Exercise aim
How many lines within the records include the word "assets"? Only that number should be given.

=== Input material ===

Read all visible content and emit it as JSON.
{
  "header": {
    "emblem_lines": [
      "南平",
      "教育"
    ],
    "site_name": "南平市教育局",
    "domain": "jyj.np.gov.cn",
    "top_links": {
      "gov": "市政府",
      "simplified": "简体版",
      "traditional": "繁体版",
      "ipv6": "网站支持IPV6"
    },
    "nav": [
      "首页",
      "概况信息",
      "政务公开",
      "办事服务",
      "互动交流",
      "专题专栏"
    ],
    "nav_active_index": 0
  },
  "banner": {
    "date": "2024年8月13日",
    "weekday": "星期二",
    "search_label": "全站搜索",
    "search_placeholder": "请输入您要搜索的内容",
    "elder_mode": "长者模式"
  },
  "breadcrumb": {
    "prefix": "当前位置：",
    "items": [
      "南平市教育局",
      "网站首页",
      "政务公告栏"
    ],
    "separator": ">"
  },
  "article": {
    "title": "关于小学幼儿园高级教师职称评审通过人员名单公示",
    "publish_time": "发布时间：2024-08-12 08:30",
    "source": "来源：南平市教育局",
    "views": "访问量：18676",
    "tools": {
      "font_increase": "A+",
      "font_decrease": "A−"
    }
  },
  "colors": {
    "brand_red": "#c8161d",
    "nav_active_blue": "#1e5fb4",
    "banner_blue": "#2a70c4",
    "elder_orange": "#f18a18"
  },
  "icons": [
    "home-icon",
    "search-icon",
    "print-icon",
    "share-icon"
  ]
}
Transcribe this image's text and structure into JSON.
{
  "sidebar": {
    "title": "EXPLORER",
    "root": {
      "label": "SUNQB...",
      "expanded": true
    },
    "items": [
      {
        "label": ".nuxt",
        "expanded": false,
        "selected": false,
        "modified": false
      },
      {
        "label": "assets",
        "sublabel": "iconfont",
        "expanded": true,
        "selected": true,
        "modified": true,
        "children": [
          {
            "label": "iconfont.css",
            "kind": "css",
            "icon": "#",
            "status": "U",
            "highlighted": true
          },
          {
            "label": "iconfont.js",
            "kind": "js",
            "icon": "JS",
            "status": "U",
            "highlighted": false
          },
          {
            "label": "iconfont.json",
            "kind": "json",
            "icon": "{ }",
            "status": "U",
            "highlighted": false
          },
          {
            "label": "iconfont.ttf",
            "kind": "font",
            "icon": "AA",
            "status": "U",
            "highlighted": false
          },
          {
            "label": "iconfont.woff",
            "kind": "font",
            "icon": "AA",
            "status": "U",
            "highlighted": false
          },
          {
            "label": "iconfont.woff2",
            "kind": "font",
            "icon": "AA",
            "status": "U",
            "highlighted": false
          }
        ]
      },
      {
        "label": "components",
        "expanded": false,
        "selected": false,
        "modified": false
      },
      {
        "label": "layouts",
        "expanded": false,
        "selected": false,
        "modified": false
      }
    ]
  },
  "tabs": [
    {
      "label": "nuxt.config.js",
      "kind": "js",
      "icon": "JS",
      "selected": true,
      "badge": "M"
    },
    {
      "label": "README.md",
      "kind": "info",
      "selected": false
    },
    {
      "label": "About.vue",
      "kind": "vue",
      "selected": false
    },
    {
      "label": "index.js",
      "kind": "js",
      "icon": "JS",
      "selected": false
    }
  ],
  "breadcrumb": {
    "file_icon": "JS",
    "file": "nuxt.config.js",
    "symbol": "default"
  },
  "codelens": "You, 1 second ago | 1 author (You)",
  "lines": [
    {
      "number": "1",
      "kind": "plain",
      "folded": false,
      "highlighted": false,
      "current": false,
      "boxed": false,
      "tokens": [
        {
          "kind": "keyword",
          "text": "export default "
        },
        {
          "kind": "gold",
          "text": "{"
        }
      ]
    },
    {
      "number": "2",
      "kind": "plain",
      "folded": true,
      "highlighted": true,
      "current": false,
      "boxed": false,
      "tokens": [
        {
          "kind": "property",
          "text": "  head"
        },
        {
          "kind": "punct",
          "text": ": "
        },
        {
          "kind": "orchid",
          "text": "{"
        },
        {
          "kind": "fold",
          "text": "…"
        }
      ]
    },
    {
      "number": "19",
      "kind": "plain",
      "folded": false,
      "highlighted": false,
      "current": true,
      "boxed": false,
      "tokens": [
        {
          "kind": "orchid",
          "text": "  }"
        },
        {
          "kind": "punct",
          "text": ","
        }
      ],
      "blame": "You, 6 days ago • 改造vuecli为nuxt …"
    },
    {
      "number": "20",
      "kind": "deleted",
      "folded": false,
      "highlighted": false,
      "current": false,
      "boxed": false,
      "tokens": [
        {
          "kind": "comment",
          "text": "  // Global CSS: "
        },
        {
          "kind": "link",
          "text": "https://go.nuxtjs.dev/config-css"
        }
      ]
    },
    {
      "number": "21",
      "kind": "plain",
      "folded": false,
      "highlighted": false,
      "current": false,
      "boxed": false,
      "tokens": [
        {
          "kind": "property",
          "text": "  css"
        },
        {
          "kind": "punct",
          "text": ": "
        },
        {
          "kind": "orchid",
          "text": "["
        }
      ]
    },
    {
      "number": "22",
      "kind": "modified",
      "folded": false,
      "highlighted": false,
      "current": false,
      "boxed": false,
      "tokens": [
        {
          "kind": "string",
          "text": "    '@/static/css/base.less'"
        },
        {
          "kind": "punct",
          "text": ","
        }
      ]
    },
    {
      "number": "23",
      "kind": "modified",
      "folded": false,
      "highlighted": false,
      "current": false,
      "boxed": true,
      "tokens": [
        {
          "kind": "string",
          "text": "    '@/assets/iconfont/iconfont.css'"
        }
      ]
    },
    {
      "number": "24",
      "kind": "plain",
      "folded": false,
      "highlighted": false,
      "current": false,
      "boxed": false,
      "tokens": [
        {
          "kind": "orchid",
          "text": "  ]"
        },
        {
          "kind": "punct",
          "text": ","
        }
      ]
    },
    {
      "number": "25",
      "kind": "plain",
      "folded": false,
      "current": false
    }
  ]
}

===
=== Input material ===

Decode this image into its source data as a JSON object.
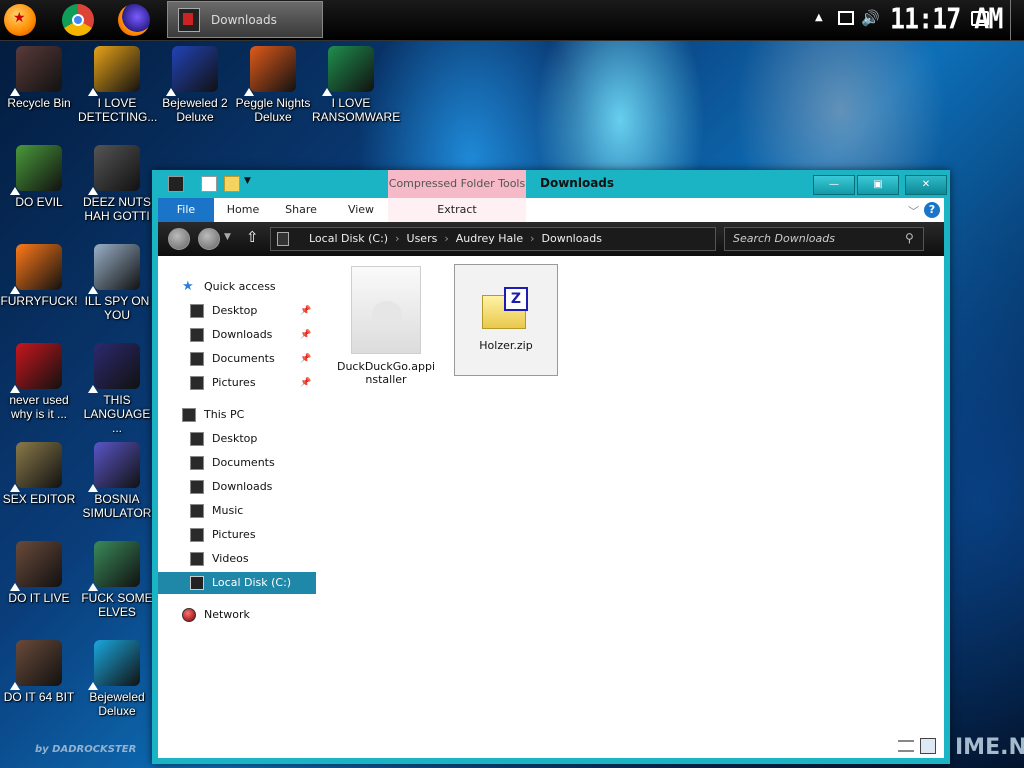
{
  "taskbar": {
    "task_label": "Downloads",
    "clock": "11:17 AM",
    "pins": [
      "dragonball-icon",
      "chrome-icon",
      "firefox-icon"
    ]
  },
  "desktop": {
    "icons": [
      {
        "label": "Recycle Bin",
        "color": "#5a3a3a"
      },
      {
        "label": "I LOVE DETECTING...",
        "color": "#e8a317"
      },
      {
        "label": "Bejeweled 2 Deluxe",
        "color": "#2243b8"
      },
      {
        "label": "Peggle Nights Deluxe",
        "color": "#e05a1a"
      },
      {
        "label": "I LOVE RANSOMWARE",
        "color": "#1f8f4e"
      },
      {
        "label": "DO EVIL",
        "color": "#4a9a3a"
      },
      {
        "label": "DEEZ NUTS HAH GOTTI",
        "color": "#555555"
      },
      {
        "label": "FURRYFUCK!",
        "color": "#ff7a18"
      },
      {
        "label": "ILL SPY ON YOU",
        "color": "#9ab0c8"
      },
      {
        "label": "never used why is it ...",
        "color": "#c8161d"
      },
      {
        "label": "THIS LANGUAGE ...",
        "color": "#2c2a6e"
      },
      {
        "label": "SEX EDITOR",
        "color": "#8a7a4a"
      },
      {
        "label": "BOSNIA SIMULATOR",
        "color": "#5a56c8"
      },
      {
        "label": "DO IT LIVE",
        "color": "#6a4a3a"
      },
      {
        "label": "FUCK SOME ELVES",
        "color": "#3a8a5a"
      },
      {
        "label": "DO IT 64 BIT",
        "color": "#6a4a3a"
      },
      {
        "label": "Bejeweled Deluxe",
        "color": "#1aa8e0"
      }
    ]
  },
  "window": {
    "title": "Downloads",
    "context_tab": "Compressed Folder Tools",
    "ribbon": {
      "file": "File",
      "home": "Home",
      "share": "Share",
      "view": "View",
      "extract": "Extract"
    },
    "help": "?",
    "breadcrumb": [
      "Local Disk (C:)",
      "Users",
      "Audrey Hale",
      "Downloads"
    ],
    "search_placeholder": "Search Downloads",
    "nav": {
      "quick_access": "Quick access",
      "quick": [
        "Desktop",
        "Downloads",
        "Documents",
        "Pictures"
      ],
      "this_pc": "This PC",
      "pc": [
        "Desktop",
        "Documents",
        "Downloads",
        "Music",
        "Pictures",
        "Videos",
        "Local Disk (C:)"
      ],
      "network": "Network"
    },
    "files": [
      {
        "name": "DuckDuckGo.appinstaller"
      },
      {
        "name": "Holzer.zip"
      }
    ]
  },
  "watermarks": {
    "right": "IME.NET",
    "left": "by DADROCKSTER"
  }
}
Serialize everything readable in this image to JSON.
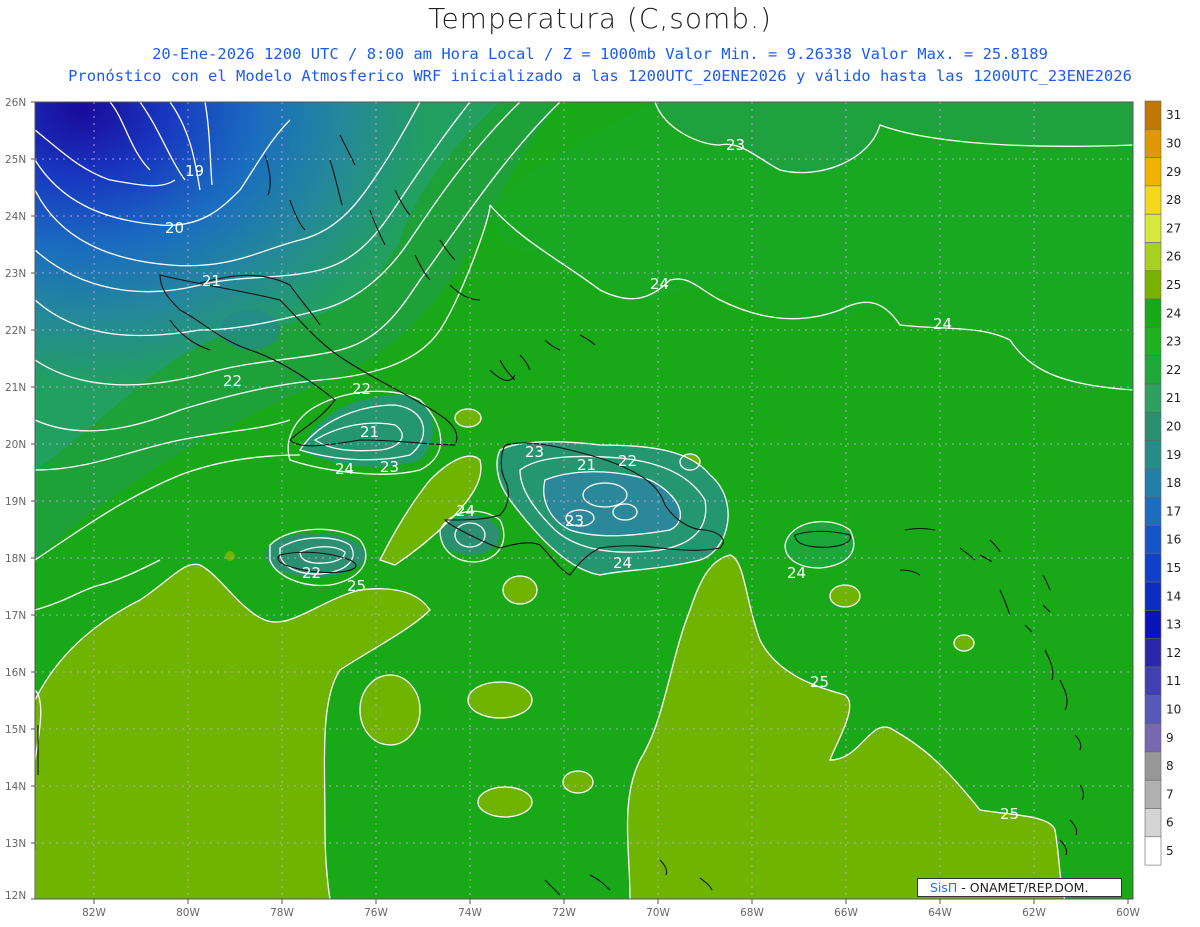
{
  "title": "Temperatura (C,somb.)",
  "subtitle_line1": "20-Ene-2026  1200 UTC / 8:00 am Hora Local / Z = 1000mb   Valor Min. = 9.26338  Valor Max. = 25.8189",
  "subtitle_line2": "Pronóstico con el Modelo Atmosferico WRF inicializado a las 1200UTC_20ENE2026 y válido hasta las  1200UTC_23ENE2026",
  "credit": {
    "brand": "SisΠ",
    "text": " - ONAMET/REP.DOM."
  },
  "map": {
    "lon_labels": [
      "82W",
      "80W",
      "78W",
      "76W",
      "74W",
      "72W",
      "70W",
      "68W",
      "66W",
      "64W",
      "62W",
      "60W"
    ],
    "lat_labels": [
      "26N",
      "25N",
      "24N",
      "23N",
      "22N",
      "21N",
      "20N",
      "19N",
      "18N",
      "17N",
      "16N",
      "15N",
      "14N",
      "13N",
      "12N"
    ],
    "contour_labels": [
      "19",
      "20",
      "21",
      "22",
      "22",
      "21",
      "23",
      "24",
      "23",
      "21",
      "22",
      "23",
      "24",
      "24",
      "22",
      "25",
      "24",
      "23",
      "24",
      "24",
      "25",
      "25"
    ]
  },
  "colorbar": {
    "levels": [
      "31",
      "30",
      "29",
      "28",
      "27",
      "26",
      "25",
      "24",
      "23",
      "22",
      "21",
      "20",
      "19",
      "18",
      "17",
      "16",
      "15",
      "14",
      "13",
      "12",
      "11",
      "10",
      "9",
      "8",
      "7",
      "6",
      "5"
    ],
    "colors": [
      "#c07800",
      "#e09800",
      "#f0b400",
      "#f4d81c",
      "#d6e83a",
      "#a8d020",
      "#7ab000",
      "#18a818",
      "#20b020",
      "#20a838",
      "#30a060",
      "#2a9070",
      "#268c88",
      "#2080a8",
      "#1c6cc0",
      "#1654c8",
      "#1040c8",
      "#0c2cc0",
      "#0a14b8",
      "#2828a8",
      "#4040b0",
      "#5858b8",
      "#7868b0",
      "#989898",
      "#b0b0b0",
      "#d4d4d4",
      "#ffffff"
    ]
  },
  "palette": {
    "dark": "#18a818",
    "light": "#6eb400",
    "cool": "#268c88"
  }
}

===

Output
2